=== What you have to do ===
Wherever the string "JSON" appears in a line of the listing below, report that line.

[Opening Data for this exercise section]

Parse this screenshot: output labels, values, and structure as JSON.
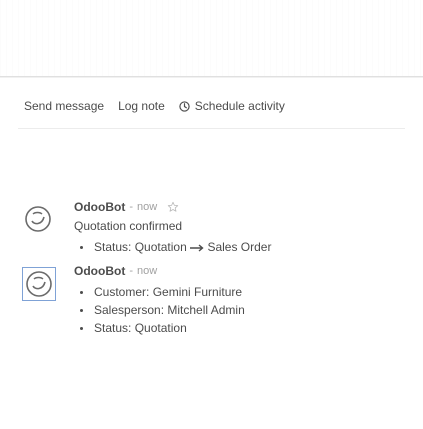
{
  "chatter": {
    "send_message": "Send message",
    "log_note": "Log note",
    "schedule_activity": "Schedule activity"
  },
  "messages": [
    {
      "author": "OdooBot",
      "separator": "-",
      "time": "now",
      "body": "Quotation confirmed",
      "tracking": [
        {
          "label": "Status:",
          "old": "Quotation",
          "new": "Sales Order"
        }
      ]
    },
    {
      "author": "OdooBot",
      "separator": "-",
      "time": "now",
      "tracking": [
        {
          "label": "Customer:",
          "value": "Gemini Furniture"
        },
        {
          "label": "Salesperson:",
          "value": "Mitchell Admin"
        },
        {
          "label": "Status:",
          "value": "Quotation"
        }
      ]
    }
  ],
  "icons": {
    "clock": "clock-icon",
    "star": "star-icon",
    "arrow": "long-arrow-right-icon",
    "avatar": "odoobot-avatar"
  }
}
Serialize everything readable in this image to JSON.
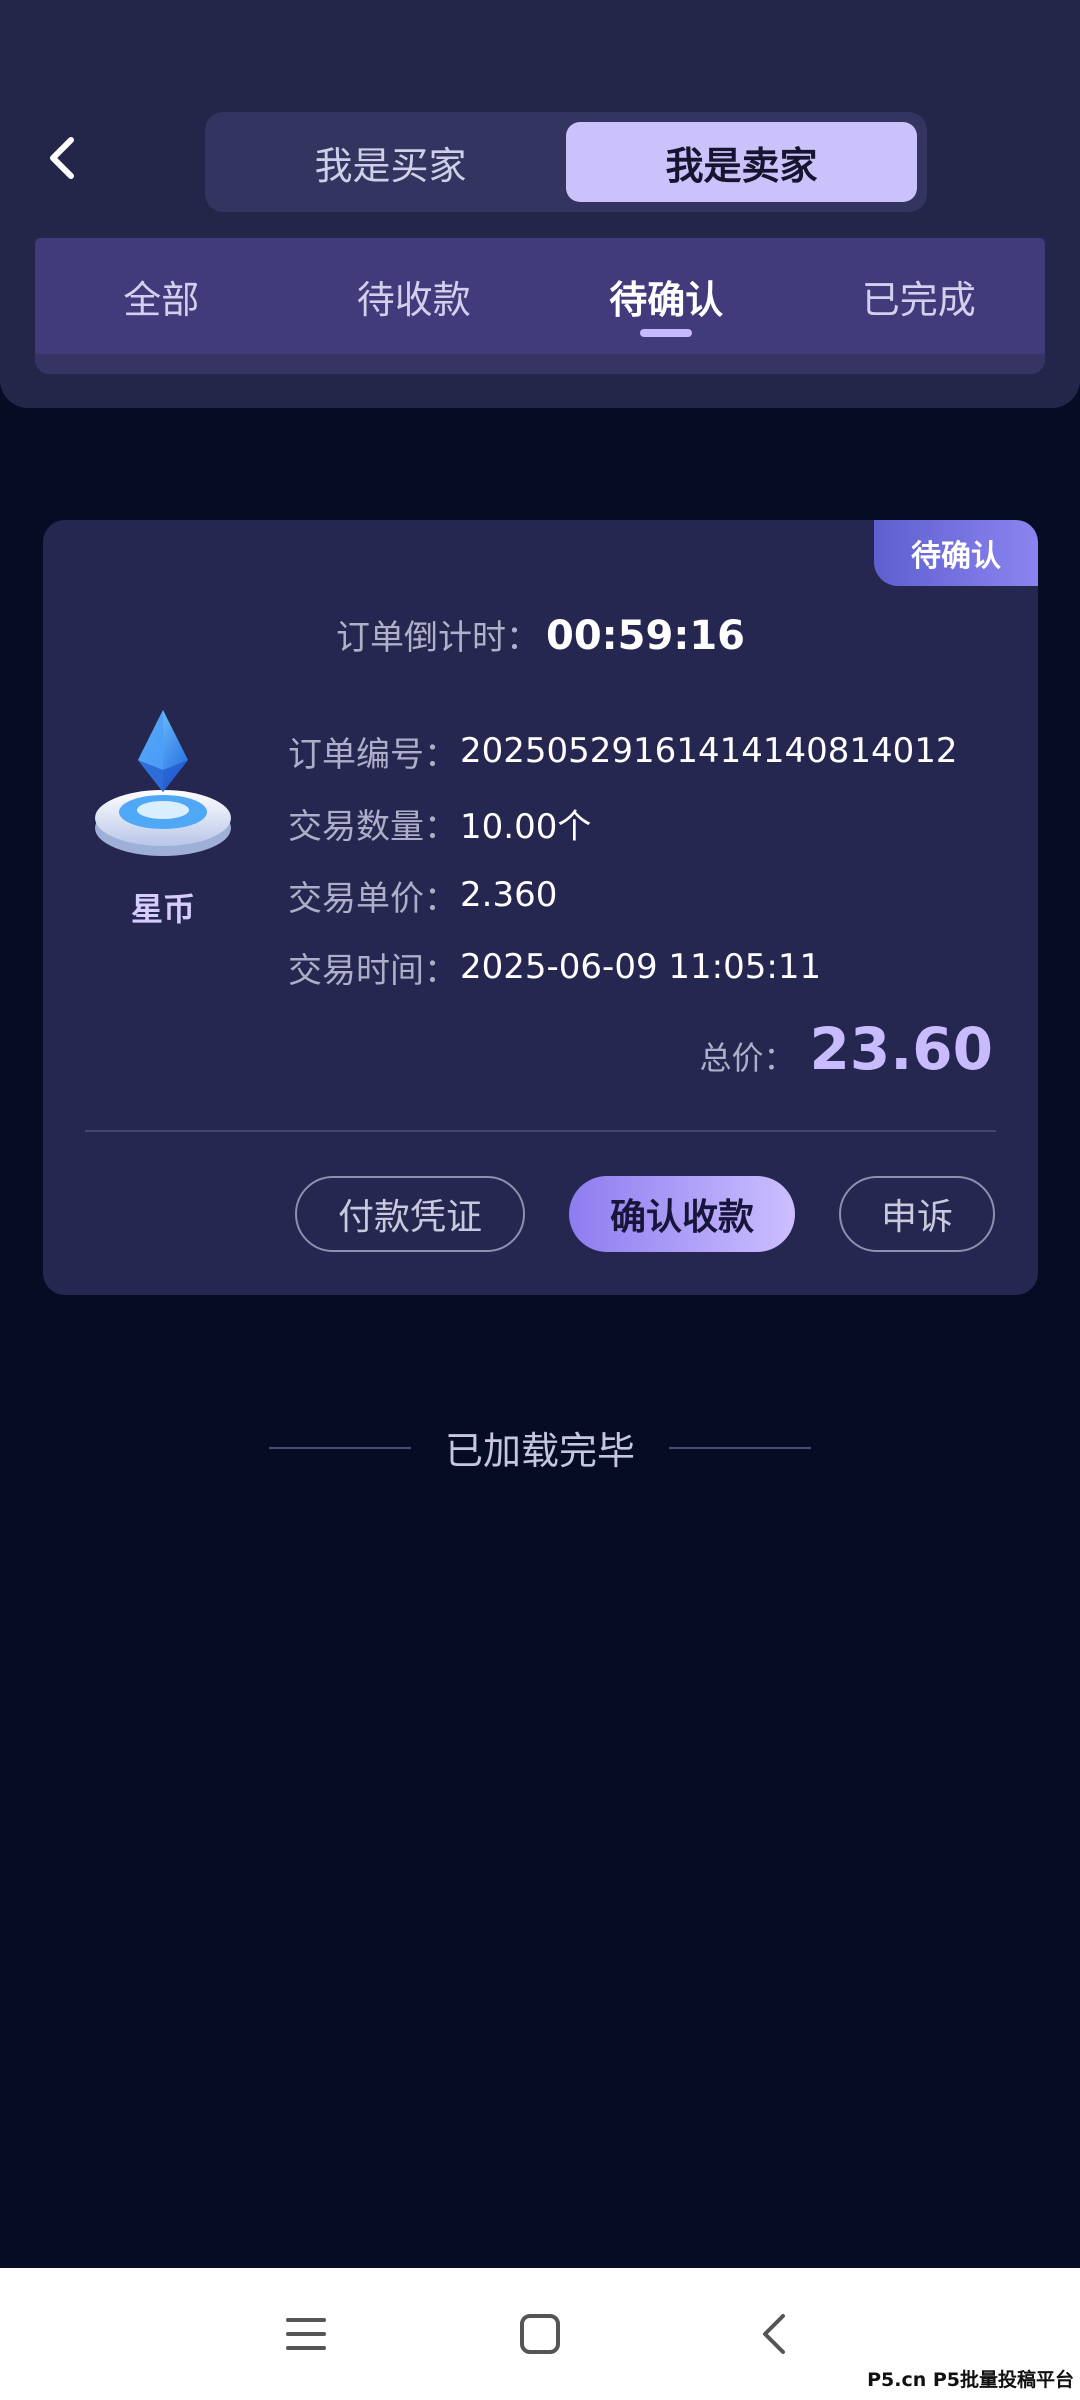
{
  "header": {
    "role_switch": [
      "我是买家",
      "我是卖家"
    ],
    "active_role_index": 1,
    "tabs": [
      "全部",
      "待收款",
      "待确认",
      "已完成"
    ],
    "active_tab_index": 2
  },
  "order": {
    "status_badge": "待确认",
    "countdown_label": "订单倒计时：",
    "countdown_value": "00:59:16",
    "coin_name": "星币",
    "coin_icon": "crystal-coin-icon",
    "fields": [
      {
        "label": "订单编号：",
        "value": "20250529161414140814012"
      },
      {
        "label": "交易数量：",
        "value": "10.00个"
      },
      {
        "label": "交易单价：",
        "value": "2.360"
      },
      {
        "label": "交易时间：",
        "value": "2025-06-09 11:05:11"
      }
    ],
    "total_label": "总价：",
    "total_value": "23.60",
    "actions": {
      "voucher": "付款凭证",
      "confirm": "确认收款",
      "appeal": "申诉"
    }
  },
  "list_end_text": "已加载完毕",
  "system_nav": {
    "icons": [
      "menu-icon",
      "home-icon",
      "back-icon"
    ],
    "watermark": "P5.cn P5批量投稿平台"
  },
  "colors": {
    "page_bg": "#050c24",
    "header_bg": "#232549",
    "tabs_bg": "#413a7b",
    "card_bg": "#262750",
    "accent": "#c8bcff",
    "active_role_bg": "#cbc2fb"
  }
}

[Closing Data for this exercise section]

=== Answer to this task ===
Parse this screenshot: output labels, values, and structure as JSON.
Serialize everything readable in this image to JSON.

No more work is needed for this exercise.